Recently if you have been following the news or President Trump’s tweets you might have seen the words “global warming” or “polar vortex”. By the sound of them, these words sound like the total opposite of one another, but they are both a result of climate change.
According to NASA, “climate change refers to a broad range of global phenomena created predominantly by burning fossil fuels which add heat-trapping gasses to earth atmosphere.” The Industrial Revolution of the 18th century marked a consequential moment in human history as it resulted in accelerated climate change like never before. Scientists had predicted in the past that a number of events might occur due to climate change and they are now happening. Loss of sea ice, accelerated sea level rise and longer, more intense heat waves are a few examples of climate change that have already occurred. Even though some might argue that climate change is a hoax that doesn’t really exist, the fact that 2018 was the 4th hottest year in the recorded history of mankind proves otherwise.

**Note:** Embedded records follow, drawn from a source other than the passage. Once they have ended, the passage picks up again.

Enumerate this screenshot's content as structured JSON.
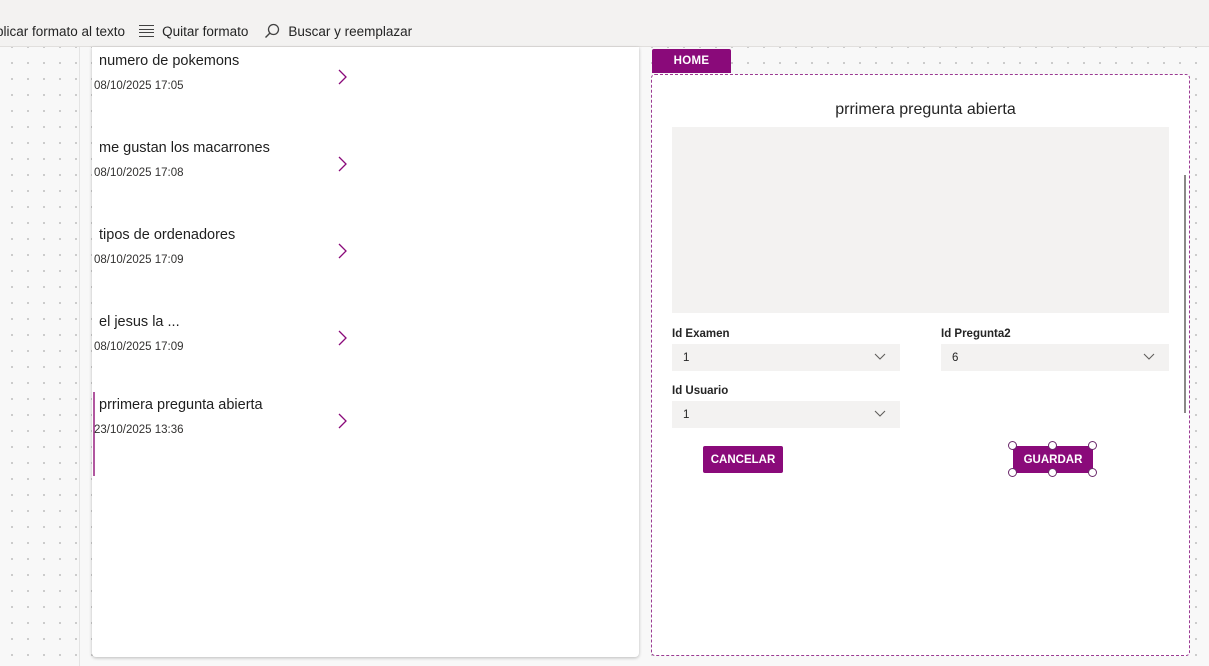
{
  "toolbar": {
    "apply_format": "plicar formato al texto",
    "clear_format": "Quitar formato",
    "find_replace": "Buscar y reemplazar"
  },
  "gallery": {
    "items": [
      {
        "title": "numero de pokemons",
        "date": "08/10/2025 17:05"
      },
      {
        "title": "me gustan los macarrones",
        "date": "08/10/2025 17:08"
      },
      {
        "title": "tipos de ordenadores",
        "date": "08/10/2025 17:09"
      },
      {
        "title": "el jesus la ...",
        "date": "08/10/2025 17:09"
      },
      {
        "title": "prrimera pregunta abierta",
        "date": "23/10/2025 13:36"
      }
    ]
  },
  "form": {
    "home_tab": "HOME",
    "title": "prrimera pregunta abierta",
    "answer_value": "",
    "id_examen": {
      "label": "Id Examen",
      "value": "1"
    },
    "id_pregunta": {
      "label": "Id Pregunta2",
      "value": "6"
    },
    "id_usuario": {
      "label": "Id Usuario",
      "value": "1"
    },
    "cancel_label": "CANCELAR",
    "save_label": "GUARDAR"
  },
  "colors": {
    "accent": "#8a0a7a",
    "selection_bar": "#b1579f",
    "field_bg": "#f3f2f1"
  }
}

The Rocky National Park before vs after.
The Muir Glacier in 1882 vs 2005.
The Great Barrier Reef before vs after. Warmer water temperatures resulted in the coral “bleaching,” or dying.
Global warming is a long-term rise in the average temperature of the Earth’s climate system, an aspect of climate change shown by temperature measurements and by multiple effects of the warming.

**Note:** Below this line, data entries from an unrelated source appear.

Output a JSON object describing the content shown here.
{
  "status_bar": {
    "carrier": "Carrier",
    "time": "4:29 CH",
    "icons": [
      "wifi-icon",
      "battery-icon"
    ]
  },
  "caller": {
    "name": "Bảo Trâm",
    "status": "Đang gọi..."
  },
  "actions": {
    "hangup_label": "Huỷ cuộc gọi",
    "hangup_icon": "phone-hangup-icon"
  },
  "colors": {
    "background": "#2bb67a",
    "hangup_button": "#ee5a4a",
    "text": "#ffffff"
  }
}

Global warming is a result of things such as greenhouse gas emissions & deforestation.
A greenhouse gas is a gas that absorbs and emits radiant energy within the thermal infrared range. Greenhouse gases cause the greenhouse effect. The primary greenhouse gases in Earth’s atmosphere are water vapor, carbon dioxide, methane, nitrous oxide, and ozone.
Greenhouse gases trap heat within the atmosphere of the earth thus resulting in climbing global temperatures. A major cause of greenhouse gas emissions is the burning of fossil fuels and coal.
According to accuweather.com “A polar vortex is a large pocket of very cold air, typically the coldest air in the Northern Hemisphere, which sits over the polar region during the winter season.” In other words, the polar vortex is a large area of low-pressure air surrounding the Earth’s North and South Poles. The polar vortex is stable all year round, but during the winter months it can become sporadic and shift. Due to climate change and global warming, the polar vortex has become more and more unstable over the years.
How are global warming and the polar vortex related?
You may think that global warming and polar vortex have nothing to do with each other since they sound like the complete opposites of each other, but they, in fact, have a strong correlation. Due to global warming, temperatures have increased all around the globe but especially in areas near the equator. Since cold air is denser than warm air, the warm air from those exceptionally hot regions such as the tropics and the equator rises. When the warm air rises and reaches the North pole, it pushes down the cold air. In recent years the global temperature has increased, thus resulting in more warm air, which in turn means that the more warm air there is the more cold air is pushed down. This creates the irregular polar vortex which resulted in record-breaking low temperatures in the midwest that we have seen.